BECKLEY, W.Va. — The watchdog arm of the Environmental Protection Agency found the agency is not doing enough to protect the country’s water resources from possible hazardous effects of hydraulic fracturing, a report released Friday found.
Specifically, the Office of Inspector General wrote the agency needs to get tougher on the unlicensed use of diesel fuel in fracking and decide whether to mandate public disclosure of fracking chemicals.
The report found that with advanced technologies, fracking has become much more common in the industry. In seven years, production of oil and natural gas has gone from 15.5 billion cubic feet per day to 40.5 billion cubic feet per day in 2014.
The report states a number of methane gas releases have been documented during fracking leaching into drinking water.

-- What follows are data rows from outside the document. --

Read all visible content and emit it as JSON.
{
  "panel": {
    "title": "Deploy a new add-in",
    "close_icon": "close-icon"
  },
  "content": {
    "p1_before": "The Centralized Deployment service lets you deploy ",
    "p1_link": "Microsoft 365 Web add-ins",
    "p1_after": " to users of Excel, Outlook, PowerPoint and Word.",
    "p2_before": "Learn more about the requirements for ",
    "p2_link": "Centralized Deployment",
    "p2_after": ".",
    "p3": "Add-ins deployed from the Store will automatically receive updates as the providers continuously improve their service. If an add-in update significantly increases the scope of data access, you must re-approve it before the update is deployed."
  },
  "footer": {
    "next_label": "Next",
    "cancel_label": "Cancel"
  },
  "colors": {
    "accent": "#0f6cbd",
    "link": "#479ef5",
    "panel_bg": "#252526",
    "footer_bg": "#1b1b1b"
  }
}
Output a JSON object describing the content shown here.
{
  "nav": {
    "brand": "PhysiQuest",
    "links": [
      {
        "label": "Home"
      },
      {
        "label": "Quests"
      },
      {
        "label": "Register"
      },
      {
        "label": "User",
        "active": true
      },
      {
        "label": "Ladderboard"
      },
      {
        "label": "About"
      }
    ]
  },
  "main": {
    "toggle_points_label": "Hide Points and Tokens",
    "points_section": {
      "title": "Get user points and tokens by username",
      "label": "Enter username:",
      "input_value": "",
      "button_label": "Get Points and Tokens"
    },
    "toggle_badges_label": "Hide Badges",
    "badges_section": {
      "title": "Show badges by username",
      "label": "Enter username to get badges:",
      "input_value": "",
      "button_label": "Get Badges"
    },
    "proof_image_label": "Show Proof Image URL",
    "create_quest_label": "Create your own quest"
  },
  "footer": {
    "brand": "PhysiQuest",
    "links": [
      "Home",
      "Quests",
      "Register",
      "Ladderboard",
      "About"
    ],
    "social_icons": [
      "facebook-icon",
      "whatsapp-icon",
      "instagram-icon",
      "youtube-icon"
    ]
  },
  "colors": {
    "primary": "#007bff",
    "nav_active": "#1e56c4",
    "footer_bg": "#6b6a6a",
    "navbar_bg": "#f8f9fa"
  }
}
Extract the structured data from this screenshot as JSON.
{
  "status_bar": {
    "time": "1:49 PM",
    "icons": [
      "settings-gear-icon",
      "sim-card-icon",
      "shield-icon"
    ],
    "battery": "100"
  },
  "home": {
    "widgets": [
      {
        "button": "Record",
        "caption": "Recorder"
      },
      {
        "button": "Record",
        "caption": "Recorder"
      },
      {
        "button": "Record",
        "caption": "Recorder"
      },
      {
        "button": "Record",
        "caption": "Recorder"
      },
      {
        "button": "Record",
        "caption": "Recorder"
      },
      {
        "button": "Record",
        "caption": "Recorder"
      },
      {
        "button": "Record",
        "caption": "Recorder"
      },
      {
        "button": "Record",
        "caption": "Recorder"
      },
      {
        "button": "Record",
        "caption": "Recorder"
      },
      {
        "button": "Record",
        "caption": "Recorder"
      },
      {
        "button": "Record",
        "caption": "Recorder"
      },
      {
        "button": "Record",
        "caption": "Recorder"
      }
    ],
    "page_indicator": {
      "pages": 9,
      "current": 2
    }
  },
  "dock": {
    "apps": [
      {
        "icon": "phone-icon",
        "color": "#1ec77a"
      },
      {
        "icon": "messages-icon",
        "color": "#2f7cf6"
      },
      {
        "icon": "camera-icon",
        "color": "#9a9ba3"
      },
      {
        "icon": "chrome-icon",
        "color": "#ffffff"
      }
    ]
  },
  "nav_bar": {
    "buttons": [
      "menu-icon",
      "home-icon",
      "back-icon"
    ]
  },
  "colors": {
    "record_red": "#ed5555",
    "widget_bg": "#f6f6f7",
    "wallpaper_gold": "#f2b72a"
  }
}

Well construction, chemical mixing and several other practices used in the oil and natural gas sector threaten surface and ground water, the report found…